▸ WHAT THIS TASK INVOLVES
How many lines in the data below include the word "provide"? State the number alone.

***** RECORDED DATA

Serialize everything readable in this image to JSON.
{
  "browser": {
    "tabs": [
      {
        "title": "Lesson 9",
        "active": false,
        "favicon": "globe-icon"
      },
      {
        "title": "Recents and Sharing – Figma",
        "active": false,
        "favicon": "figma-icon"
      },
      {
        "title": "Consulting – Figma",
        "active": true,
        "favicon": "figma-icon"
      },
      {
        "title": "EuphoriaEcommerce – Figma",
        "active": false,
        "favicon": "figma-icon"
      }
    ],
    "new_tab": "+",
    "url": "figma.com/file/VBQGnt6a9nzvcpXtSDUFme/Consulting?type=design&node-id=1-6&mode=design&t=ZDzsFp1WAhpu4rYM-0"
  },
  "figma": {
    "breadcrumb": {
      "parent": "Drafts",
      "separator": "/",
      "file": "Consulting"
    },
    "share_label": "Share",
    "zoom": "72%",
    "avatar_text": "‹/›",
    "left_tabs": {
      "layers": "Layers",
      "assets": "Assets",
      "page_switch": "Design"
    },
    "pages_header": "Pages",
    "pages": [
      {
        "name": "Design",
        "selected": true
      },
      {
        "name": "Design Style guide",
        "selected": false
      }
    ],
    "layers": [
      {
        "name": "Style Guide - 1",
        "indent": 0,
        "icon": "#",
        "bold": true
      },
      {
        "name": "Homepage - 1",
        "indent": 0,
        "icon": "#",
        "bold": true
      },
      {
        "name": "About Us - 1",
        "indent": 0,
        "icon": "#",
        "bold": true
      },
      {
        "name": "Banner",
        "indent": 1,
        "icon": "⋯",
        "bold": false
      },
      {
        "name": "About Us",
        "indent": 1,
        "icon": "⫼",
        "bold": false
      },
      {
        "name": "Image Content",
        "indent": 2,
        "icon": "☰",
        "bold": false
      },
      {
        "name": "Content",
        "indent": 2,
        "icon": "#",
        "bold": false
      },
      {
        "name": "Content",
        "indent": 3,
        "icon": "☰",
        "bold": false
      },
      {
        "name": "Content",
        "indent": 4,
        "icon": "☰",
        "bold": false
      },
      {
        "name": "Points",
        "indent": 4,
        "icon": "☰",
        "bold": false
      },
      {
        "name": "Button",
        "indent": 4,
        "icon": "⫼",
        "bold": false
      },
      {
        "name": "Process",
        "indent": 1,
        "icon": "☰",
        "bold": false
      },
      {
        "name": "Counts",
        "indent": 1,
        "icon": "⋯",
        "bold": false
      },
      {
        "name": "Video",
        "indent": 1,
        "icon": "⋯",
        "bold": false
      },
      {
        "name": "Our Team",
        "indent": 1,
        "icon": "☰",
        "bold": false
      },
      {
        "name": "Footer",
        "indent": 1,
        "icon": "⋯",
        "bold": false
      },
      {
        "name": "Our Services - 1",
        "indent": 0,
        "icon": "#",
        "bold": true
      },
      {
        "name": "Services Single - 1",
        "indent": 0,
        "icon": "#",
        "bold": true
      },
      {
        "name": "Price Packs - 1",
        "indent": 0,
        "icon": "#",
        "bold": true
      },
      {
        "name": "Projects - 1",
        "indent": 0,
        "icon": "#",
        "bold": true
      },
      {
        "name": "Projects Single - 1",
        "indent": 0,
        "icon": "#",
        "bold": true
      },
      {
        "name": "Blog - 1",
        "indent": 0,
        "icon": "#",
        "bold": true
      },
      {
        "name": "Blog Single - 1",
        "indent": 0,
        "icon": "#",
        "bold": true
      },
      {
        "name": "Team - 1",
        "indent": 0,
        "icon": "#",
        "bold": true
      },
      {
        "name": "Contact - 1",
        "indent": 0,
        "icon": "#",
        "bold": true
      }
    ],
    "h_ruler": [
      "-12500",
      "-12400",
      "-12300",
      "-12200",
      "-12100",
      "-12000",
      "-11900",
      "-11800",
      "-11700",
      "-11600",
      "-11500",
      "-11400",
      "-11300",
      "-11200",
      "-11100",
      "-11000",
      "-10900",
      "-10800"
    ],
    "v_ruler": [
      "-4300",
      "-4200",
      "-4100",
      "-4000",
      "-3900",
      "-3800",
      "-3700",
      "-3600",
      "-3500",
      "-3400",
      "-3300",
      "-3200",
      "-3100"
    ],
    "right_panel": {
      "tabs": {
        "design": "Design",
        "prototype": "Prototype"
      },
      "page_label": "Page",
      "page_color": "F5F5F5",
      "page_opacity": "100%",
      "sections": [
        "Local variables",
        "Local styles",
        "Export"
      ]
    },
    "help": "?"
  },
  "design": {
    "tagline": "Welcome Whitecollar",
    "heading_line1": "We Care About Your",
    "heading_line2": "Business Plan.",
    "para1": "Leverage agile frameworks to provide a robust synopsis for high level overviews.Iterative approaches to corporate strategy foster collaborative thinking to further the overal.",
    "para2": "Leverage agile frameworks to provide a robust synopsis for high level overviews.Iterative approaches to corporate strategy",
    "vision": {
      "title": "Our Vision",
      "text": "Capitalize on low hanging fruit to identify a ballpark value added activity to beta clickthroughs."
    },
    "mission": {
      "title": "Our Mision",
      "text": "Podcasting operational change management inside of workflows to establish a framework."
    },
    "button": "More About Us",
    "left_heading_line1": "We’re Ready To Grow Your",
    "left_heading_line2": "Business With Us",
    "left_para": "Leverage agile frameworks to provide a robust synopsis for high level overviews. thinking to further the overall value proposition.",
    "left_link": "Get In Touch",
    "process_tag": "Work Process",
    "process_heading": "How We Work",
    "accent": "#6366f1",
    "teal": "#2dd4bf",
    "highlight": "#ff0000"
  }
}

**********

▸ ANSWER FOR THIS EXERCISE
3